EXCERPTED DATA:

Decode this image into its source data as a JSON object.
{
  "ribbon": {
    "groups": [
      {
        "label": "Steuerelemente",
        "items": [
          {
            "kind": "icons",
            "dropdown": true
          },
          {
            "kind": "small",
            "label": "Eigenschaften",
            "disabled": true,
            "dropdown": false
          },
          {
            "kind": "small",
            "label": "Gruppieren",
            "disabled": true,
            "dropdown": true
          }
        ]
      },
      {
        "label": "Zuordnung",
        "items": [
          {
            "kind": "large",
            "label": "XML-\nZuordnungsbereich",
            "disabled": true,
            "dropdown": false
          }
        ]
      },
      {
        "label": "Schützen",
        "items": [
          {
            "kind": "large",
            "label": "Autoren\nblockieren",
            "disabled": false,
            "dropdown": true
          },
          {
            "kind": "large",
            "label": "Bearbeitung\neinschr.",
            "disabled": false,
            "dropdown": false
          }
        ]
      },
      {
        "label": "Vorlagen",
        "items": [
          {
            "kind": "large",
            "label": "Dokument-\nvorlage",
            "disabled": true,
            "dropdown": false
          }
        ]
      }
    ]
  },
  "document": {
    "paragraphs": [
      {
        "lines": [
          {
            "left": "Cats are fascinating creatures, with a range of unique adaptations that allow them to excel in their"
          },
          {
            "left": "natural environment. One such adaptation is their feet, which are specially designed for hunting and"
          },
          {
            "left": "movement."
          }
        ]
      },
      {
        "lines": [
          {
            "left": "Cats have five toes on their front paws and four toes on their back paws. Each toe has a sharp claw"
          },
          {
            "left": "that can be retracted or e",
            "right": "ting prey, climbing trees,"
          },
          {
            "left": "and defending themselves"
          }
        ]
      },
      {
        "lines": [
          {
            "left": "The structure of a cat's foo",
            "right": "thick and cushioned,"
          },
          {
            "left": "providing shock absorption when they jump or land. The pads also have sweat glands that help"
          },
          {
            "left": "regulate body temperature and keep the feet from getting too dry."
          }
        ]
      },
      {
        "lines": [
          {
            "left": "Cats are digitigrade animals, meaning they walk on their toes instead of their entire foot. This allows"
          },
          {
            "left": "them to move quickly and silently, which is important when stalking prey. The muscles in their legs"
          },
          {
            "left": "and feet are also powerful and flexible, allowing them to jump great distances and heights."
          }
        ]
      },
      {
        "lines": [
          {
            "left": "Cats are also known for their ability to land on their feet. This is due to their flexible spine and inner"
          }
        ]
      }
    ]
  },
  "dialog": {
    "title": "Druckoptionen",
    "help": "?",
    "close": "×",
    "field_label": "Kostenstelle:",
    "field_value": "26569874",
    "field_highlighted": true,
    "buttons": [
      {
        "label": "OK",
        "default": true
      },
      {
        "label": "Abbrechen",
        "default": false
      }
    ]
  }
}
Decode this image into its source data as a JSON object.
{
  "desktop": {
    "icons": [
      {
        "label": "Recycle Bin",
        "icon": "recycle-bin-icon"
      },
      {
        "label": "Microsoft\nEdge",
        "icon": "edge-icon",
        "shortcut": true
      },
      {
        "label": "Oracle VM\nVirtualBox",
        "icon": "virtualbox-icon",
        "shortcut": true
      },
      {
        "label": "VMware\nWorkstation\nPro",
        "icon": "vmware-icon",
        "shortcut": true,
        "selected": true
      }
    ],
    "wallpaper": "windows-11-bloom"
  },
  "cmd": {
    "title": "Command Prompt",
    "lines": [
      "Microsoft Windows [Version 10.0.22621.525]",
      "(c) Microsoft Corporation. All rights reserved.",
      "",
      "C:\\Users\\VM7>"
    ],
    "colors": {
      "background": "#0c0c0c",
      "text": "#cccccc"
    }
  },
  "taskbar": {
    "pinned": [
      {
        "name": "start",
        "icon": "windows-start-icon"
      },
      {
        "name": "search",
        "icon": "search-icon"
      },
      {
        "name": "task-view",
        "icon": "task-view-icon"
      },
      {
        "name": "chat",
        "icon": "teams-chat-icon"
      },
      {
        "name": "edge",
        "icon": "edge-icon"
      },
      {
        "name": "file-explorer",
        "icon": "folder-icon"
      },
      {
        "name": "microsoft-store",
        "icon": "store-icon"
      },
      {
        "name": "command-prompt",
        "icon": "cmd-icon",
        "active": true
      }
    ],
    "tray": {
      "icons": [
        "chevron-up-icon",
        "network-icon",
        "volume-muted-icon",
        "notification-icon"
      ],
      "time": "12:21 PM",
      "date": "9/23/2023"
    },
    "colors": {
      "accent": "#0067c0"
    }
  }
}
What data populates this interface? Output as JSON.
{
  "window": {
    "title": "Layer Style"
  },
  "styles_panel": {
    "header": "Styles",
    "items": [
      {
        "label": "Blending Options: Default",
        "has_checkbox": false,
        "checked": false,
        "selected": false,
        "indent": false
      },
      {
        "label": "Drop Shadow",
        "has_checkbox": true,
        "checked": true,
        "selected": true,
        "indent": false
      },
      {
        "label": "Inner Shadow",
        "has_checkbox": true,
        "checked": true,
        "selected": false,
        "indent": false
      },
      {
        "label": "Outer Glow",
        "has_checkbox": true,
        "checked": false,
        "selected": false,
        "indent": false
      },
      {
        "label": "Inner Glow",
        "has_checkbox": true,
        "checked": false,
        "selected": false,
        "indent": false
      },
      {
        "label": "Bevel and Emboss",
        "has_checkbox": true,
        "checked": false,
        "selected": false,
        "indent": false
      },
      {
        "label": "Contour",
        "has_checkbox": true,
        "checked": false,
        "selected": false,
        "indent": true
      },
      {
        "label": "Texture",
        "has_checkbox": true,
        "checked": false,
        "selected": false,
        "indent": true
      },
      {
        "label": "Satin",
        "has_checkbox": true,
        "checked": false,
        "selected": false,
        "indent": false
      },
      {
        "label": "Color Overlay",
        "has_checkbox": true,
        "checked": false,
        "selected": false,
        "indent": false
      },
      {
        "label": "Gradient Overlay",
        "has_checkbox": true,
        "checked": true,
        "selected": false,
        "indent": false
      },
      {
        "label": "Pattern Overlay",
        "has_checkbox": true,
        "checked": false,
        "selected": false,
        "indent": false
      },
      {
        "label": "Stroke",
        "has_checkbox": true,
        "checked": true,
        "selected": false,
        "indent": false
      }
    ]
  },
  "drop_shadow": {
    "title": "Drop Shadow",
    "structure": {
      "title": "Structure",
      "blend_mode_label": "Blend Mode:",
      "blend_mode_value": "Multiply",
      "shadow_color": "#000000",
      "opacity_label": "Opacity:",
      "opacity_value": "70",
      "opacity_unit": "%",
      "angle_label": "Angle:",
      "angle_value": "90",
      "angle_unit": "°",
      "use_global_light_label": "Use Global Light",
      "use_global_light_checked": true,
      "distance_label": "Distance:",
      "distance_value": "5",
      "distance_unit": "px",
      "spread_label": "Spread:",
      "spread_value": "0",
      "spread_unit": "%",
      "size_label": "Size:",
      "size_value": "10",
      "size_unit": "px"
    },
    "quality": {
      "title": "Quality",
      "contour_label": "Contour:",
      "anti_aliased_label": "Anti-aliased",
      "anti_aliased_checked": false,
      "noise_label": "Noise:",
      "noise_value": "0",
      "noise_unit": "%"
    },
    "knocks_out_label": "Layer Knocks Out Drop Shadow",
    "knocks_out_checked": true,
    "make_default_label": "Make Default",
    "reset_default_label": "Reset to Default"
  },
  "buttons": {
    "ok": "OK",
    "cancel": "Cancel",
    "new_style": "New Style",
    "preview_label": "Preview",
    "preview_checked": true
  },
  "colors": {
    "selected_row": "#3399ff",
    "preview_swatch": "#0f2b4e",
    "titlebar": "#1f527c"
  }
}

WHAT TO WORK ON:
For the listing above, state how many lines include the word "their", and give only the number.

TASK OUTPUT:
6